Problem statement:
Pictures aside, copy every record word for word.

··· Data

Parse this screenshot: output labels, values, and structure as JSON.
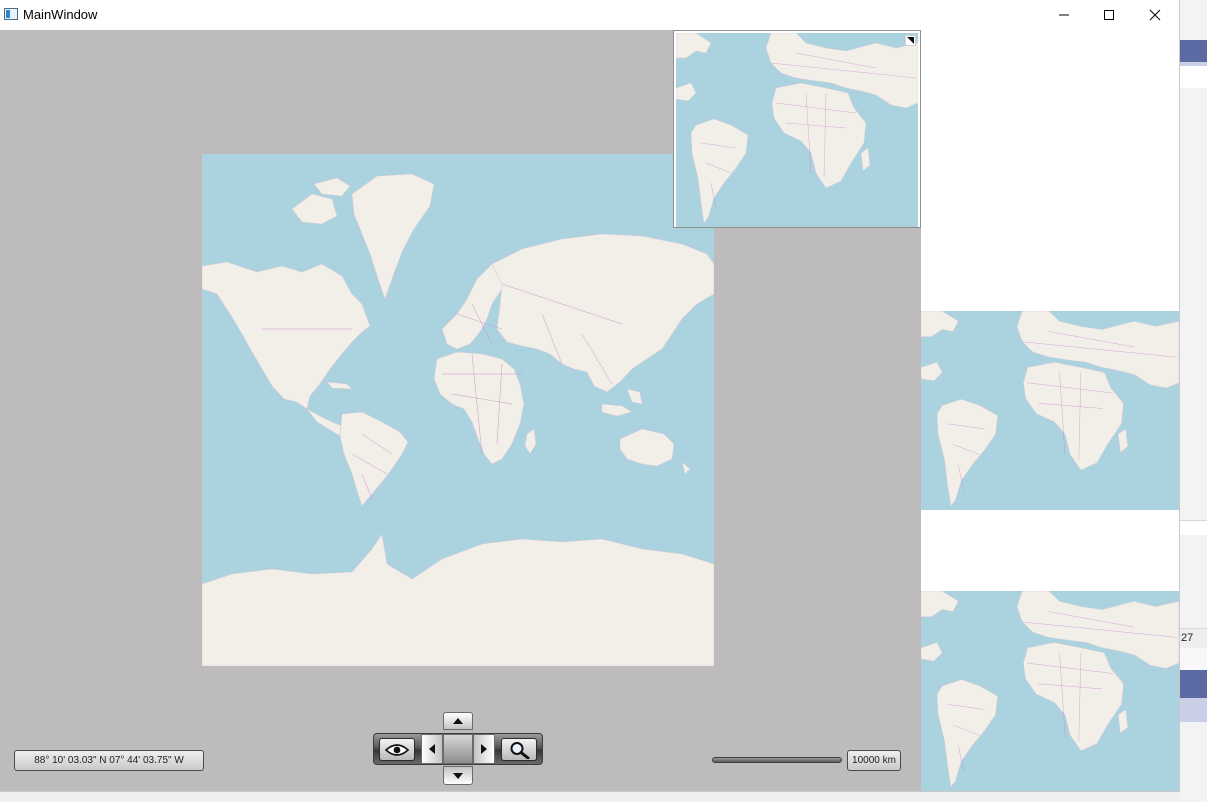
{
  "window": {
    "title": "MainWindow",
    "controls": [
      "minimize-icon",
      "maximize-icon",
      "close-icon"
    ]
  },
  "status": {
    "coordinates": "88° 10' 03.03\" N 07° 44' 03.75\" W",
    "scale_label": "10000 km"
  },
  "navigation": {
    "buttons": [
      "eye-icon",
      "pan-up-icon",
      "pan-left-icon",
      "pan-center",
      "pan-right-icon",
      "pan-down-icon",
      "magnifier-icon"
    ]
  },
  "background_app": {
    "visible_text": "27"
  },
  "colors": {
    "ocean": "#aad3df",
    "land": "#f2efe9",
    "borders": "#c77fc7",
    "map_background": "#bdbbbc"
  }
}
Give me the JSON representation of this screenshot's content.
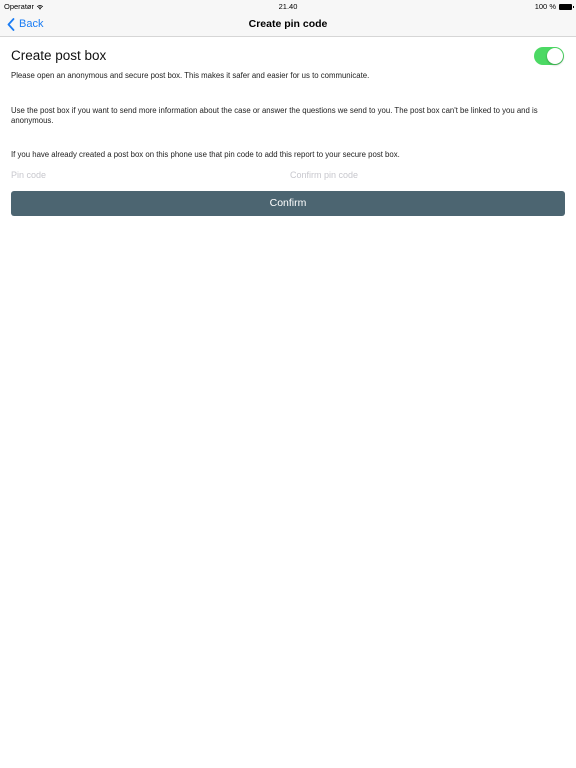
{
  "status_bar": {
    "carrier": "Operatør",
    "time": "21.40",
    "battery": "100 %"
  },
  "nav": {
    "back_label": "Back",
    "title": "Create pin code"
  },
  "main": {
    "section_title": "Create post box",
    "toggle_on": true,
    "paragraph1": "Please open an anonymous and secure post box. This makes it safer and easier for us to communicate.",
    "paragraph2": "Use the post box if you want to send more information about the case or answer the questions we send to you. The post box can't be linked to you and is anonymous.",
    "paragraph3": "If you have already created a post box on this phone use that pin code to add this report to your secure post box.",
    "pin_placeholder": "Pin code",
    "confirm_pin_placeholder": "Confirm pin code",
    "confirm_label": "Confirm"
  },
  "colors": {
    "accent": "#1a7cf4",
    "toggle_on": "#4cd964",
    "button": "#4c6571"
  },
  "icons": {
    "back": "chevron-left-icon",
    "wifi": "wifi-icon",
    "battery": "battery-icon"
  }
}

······

Task answer:
Parse this screenshot: output labels, values, and structure as JSON.
{
  "window": {
    "title": "MainWindow",
    "controls": [
      "minimize-icon",
      "maximize-icon",
      "close-icon"
    ]
  },
  "status": {
    "coordinates": "88° 10' 03.03\" N 07° 44' 03.75\" W",
    "scale_label": "10000 km"
  },
  "navigation": {
    "buttons": [
      "eye-icon",
      "pan-up-icon",
      "pan-left-icon",
      "pan-center",
      "pan-right-icon",
      "pan-down-icon",
      "magnifier-icon"
    ]
  },
  "background_app": {
    "visible_text": "27"
  },
  "colors": {
    "ocean": "#aad3df",
    "land": "#f2efe9",
    "borders": "#c77fc7",
    "map_background": "#bdbbbc"
  }
}
Give me the JSON representation of this screenshot's content.
{
  "status_bar": {
    "carrier": "Operatør",
    "time": "21.40",
    "battery": "100 %"
  },
  "nav": {
    "back_label": "Back",
    "title": "Create pin code"
  },
  "main": {
    "section_title": "Create post box",
    "toggle_on": true,
    "paragraph1": "Please open an anonymous and secure post box. This makes it safer and easier for us to communicate.",
    "paragraph2": "Use the post box if you want to send more information about the case or answer the questions we send to you. The post box can't be linked to you and is anonymous.",
    "paragraph3": "If you have already created a post box on this phone use that pin code to add this report to your secure post box.",
    "pin_placeholder": "Pin code",
    "confirm_pin_placeholder": "Confirm pin code",
    "confirm_label": "Confirm"
  },
  "colors": {
    "accent": "#1a7cf4",
    "toggle_on": "#4cd964",
    "button": "#4c6571"
  },
  "icons": {
    "back": "chevron-left-icon",
    "wifi": "wifi-icon",
    "battery": "battery-icon"
  }
}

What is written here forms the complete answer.